What is needed
Where the string "Visionary" shows up in a line of the records, copy that line.

● ● ● ●

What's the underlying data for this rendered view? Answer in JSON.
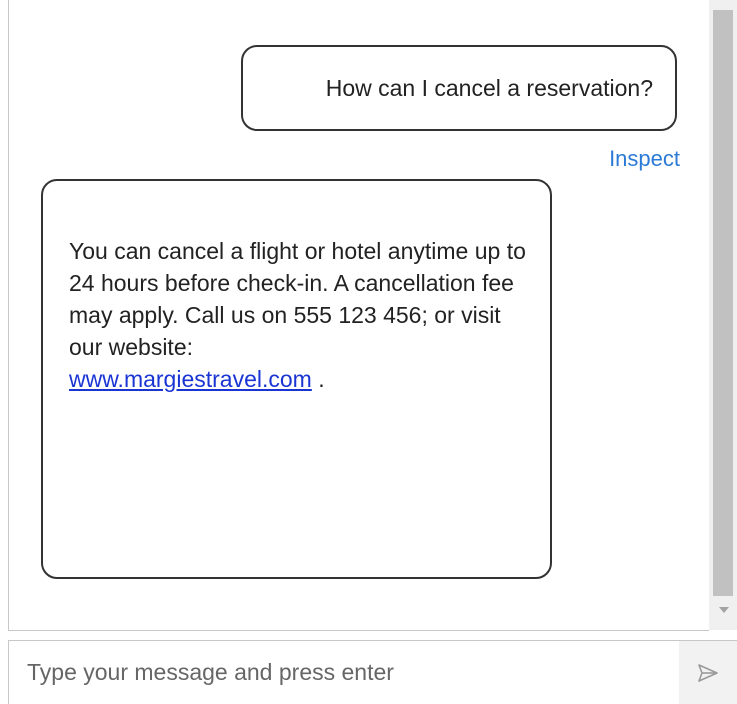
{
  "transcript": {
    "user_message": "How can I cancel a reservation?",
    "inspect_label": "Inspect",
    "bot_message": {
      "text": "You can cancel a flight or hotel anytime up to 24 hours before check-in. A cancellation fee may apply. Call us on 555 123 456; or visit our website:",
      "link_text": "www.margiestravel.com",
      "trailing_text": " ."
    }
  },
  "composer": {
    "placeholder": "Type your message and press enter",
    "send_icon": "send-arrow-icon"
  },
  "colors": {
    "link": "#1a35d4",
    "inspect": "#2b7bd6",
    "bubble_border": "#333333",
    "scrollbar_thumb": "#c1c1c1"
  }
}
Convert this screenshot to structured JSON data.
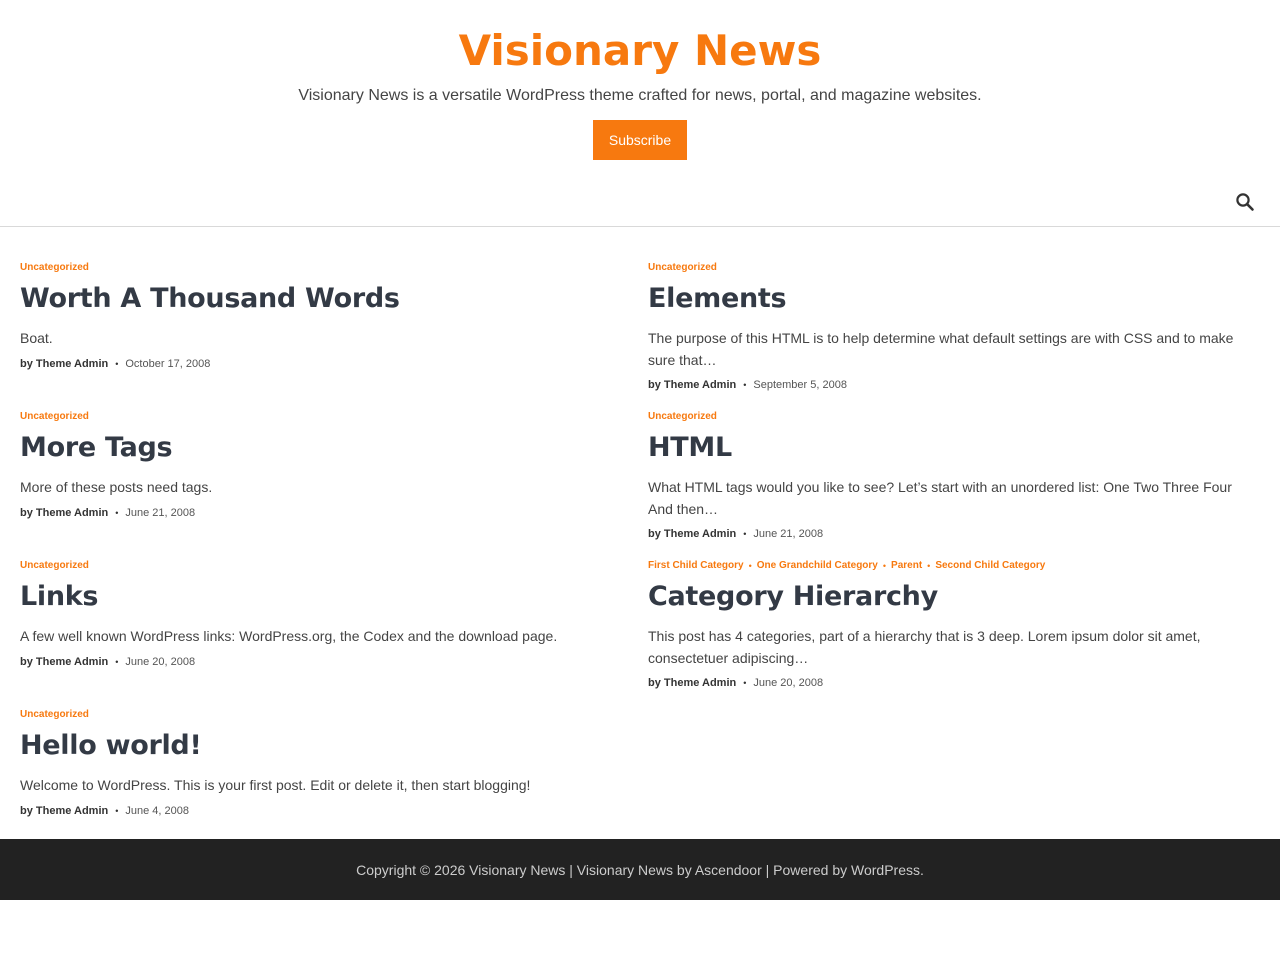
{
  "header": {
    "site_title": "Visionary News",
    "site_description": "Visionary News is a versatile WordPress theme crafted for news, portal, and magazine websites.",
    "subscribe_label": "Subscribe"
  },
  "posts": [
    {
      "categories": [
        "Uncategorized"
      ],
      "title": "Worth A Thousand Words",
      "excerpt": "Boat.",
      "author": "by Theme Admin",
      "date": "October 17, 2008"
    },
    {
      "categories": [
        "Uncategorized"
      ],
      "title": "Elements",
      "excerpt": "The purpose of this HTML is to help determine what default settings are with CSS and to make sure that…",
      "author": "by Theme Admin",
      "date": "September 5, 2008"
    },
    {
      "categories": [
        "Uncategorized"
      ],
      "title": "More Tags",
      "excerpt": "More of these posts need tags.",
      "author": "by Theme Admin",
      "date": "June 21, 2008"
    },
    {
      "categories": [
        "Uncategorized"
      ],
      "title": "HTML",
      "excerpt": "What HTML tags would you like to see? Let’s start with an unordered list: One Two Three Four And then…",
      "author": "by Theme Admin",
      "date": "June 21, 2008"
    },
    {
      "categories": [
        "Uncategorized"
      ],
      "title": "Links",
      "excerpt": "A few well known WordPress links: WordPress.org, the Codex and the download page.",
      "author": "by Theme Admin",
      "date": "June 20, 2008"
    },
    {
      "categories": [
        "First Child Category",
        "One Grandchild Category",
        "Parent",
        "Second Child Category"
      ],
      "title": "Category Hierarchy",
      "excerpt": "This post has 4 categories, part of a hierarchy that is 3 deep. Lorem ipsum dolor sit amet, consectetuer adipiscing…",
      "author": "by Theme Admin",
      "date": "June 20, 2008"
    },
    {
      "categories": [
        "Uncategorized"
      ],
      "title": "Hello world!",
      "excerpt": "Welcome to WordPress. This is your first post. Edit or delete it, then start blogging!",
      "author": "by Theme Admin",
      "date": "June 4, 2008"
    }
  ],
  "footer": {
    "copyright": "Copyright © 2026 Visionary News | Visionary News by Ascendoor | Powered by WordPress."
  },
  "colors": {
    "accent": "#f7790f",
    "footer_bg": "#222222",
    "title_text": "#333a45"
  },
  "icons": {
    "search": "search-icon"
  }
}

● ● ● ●

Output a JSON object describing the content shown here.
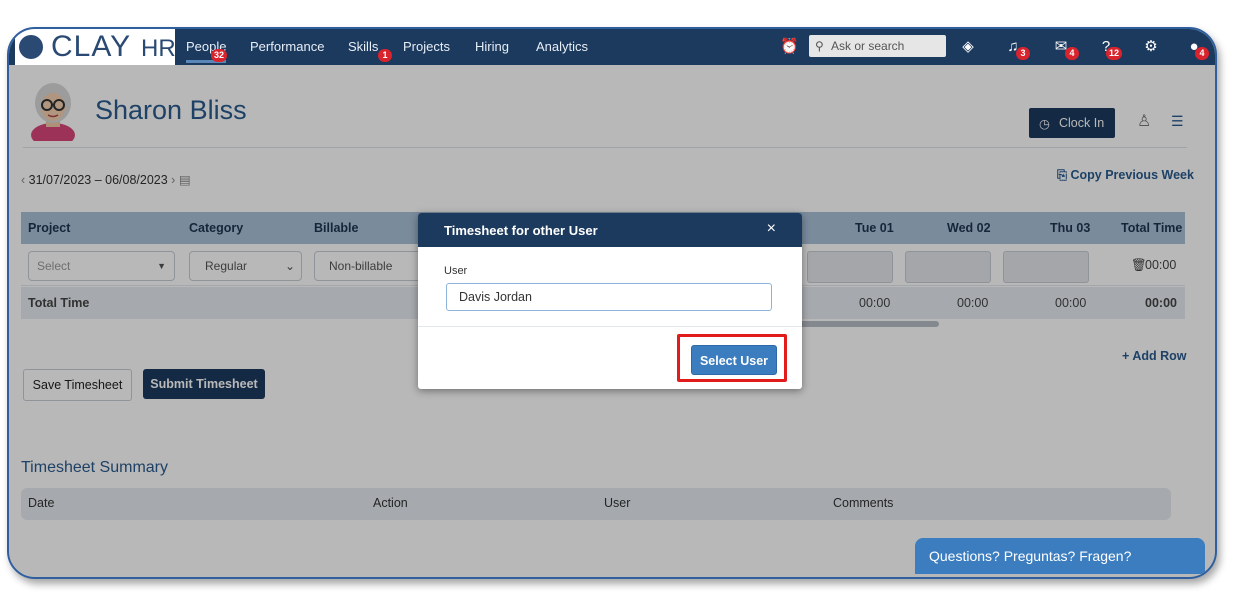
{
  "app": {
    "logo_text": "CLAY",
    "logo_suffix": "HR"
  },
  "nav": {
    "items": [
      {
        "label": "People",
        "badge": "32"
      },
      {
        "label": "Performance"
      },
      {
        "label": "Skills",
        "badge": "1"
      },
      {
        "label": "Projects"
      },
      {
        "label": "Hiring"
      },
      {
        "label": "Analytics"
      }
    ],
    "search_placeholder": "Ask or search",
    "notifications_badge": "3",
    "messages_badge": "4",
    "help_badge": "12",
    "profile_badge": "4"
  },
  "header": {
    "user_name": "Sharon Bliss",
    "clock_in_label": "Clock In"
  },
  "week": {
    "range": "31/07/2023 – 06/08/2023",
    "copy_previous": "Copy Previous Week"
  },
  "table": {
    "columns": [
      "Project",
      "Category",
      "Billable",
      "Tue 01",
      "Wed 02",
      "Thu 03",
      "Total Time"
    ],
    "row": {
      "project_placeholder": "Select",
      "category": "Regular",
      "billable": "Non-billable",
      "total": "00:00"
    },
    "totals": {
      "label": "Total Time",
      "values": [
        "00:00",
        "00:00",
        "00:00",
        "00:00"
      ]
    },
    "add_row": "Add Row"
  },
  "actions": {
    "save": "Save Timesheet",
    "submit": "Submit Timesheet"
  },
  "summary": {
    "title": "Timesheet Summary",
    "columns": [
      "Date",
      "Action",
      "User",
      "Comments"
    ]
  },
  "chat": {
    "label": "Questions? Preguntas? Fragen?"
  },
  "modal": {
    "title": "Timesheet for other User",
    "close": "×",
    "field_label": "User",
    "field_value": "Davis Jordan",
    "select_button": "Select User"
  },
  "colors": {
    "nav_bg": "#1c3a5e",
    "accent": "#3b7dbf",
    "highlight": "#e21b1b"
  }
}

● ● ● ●

Answer below
    "site_title": "Visionary News",
    "site_description": "Visionary News is a versatile WordPress theme crafted for news, portal, and magazine websites.",
    "copyright": "Copyright © 2026 Visionary News | Visionary News by Ascendoor | Powered by WordPress."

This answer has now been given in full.